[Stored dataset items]
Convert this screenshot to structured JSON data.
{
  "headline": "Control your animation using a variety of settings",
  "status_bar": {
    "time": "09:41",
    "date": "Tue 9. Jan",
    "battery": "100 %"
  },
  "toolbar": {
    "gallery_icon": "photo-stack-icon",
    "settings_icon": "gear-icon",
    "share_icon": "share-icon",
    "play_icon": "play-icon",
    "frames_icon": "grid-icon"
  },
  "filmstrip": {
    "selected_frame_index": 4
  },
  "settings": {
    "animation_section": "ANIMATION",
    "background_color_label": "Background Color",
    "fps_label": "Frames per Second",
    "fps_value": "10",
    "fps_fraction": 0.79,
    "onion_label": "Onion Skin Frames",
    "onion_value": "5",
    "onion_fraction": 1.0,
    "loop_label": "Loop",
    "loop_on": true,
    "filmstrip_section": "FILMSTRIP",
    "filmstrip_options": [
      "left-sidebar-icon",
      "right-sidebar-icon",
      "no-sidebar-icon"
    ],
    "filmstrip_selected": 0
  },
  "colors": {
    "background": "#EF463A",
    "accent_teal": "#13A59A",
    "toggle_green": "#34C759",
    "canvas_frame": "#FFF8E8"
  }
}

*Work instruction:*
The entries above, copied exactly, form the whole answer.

*Answer for this exercise:*
Convert this screenshot to structured JSON data.
{
  "headline": "Control your animation using a variety of settings",
  "status_bar": {
    "time": "09:41",
    "date": "Tue 9. Jan",
    "battery": "100 %"
  },
  "toolbar": {
    "gallery_icon": "photo-stack-icon",
    "settings_icon": "gear-icon",
    "share_icon": "share-icon",
    "play_icon": "play-icon",
    "frames_icon": "grid-icon"
  },
  "filmstrip": {
    "selected_frame_index": 4
  },
  "settings": {
    "animation_section": "ANIMATION",
    "background_color_label": "Background Color",
    "fps_label": "Frames per Second",
    "fps_value": "10",
    "fps_fraction": 0.79,
    "onion_label": "Onion Skin Frames",
    "onion_value": "5",
    "onion_fraction": 1.0,
    "loop_label": "Loop",
    "loop_on": true,
    "filmstrip_section": "FILMSTRIP",
    "filmstrip_options": [
      "left-sidebar-icon",
      "right-sidebar-icon",
      "no-sidebar-icon"
    ],
    "filmstrip_selected": 0
  },
  "colors": {
    "background": "#EF463A",
    "accent_teal": "#13A59A",
    "toggle_green": "#34C759",
    "canvas_frame": "#FFF8E8"
  }
}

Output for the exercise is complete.